Data extract:
[Start of Attachment]

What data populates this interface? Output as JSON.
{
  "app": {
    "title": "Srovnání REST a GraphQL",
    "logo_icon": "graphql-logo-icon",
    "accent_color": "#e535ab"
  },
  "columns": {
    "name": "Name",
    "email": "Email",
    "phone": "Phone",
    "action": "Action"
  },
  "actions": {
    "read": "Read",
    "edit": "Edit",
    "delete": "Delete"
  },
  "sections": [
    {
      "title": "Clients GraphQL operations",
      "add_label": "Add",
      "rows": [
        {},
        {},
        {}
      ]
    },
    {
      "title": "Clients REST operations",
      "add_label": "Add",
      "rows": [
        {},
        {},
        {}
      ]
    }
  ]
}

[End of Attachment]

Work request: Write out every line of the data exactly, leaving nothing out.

Exercise output:
What data populates this interface? Output as JSON.
{
  "app": {
    "title": "Srovnání REST a GraphQL",
    "logo_icon": "graphql-logo-icon",
    "accent_color": "#e535ab"
  },
  "columns": {
    "name": "Name",
    "email": "Email",
    "phone": "Phone",
    "action": "Action"
  },
  "actions": {
    "read": "Read",
    "edit": "Edit",
    "delete": "Delete"
  },
  "sections": [
    {
      "title": "Clients GraphQL operations",
      "add_label": "Add",
      "rows": [
        {},
        {},
        {}
      ]
    },
    {
      "title": "Clients REST operations",
      "add_label": "Add",
      "rows": [
        {},
        {},
        {}
      ]
    }
  ]
}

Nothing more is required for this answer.